Her request is that the artist create "a small 2.5" x 3.5" sketchcard. The cards can be submitted to email@example.com as a jpeg along with your links and a few sentences about you (ie: where you live, etc). .. These will be made available for a small donation of $10.00 to either The Institute for Marine Mammal Studies (http://www.imms.org/) or The International Bird Rescue Research Center (http://www.ibrrc.org/). .. Every penny will go. When the cards sell, we ask for a donation confirmation and you will be asked to sign the back with a thank you. Then mail them to the address you are sent."
Kelly says that "we may be too small as individuals to do some grand gesture- but together our small gestures can be grand."
I am privileged to have found a beautiful photograph at flickr upon which to base my card. The photo is by Ingrid Taylar whose inspired photographs of wildlife and nature can also be found at her website, The Free Quark. I call my contribution, "Last Dive".
I've recently purchased a few books on drawing hands. I'd like to be able to form hands in many different positions, almost without thought. These sketches of the back of the hand are copied from The Book of a Hundred Hands by George B. Bridgman, a book originally published in 1920. The other book I purchased is Drawing Dynamic Hands by Burne Hogarth, first published almost 60 years after the first. I am only just beginning this study, and as I progress I will give you my thoughts on the usefulness of the books.

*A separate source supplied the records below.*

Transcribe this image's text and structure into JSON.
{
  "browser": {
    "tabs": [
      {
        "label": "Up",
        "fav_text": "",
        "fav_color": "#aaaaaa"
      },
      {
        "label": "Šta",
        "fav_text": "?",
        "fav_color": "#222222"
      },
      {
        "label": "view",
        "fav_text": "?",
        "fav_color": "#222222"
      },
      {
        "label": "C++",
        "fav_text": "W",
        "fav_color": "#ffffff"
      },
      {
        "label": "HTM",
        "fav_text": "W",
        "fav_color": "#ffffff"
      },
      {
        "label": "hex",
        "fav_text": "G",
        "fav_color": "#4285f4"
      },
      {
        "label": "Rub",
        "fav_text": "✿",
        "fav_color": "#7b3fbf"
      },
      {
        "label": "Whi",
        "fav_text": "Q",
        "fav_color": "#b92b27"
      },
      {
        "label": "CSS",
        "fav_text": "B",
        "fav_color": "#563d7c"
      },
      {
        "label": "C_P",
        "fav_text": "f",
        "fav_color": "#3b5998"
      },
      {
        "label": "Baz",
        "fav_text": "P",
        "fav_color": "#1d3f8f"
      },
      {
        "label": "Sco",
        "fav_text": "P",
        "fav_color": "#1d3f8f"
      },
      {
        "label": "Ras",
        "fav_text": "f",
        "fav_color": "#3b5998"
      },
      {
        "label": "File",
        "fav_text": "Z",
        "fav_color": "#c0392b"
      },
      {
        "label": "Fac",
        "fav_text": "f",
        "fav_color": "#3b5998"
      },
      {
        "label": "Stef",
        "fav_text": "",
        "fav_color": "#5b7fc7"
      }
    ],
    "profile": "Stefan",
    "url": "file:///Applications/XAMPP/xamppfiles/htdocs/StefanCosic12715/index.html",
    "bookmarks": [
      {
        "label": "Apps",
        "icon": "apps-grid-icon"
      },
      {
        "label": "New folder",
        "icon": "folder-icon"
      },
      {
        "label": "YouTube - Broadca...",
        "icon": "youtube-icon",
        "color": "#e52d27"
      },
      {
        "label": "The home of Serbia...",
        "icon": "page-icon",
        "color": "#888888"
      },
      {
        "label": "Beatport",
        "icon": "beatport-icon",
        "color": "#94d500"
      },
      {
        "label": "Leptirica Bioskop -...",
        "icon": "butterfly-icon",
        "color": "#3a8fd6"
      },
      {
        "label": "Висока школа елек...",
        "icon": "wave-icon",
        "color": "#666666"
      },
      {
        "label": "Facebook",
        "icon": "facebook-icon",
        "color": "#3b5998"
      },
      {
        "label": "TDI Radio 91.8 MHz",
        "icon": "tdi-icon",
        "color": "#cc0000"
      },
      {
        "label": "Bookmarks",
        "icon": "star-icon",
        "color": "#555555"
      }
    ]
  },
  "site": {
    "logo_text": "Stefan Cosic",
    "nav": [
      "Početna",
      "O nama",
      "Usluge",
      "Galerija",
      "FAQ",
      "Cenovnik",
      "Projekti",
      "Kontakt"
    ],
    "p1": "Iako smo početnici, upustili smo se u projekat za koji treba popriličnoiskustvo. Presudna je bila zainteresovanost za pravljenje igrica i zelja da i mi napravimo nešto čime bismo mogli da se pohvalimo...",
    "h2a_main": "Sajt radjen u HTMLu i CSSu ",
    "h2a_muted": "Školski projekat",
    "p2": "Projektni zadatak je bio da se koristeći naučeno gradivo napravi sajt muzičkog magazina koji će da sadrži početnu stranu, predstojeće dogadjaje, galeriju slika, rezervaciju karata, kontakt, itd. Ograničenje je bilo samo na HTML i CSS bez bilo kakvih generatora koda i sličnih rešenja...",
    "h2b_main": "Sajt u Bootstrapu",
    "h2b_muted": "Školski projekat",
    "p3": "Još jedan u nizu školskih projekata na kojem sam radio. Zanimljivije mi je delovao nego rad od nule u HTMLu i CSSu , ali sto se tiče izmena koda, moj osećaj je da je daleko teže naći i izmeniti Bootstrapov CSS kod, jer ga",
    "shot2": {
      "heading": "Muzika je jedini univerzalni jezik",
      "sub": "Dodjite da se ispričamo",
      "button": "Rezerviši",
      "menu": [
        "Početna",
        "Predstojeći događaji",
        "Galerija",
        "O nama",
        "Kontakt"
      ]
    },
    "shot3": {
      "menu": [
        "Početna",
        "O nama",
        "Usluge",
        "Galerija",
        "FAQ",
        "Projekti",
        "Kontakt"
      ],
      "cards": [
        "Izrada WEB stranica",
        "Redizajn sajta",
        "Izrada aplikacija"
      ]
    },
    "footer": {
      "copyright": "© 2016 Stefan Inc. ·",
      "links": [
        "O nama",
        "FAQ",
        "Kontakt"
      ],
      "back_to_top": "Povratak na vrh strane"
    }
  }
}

One day I carried the wrong Moleskine with me - my other Moleskine, the one with the thick yellow paper that can only be drawn in and that will not take watercolors. As with most errors in art, this was fortuitous. It had been some time since I'd sketched a person without anticipating the watercolor later. I tend to minimize the inking when I know I am going to color (although judging from Raena's recent amazing colored sketch of a turtle, this thinking may be wrong). I saw a man with a very interesting face, and drew with much more detail than I would have done otherwise, just like the old days. I really do love bare pen and ink.
Finally, I contribute a shadow shot for Shadow Shot Sunday. I was struck by these odd bushes with their elongated shadows. I like taking photographs as exercises in composition, and had an interesting time with this one. I had considered cropping lower on the trees to emphasize the foreground. But ultimately I decided that a relatively equal field of blue above the trees, and green below the bushes was the most visually pleasing view.
Well, that's got to be three serious posts in a row, I think - this blog is going to lose it's reputation for mindless frivolity. I hope to correct that in the next post.
UPDATE: The Ripple sketch sold..
3 years ago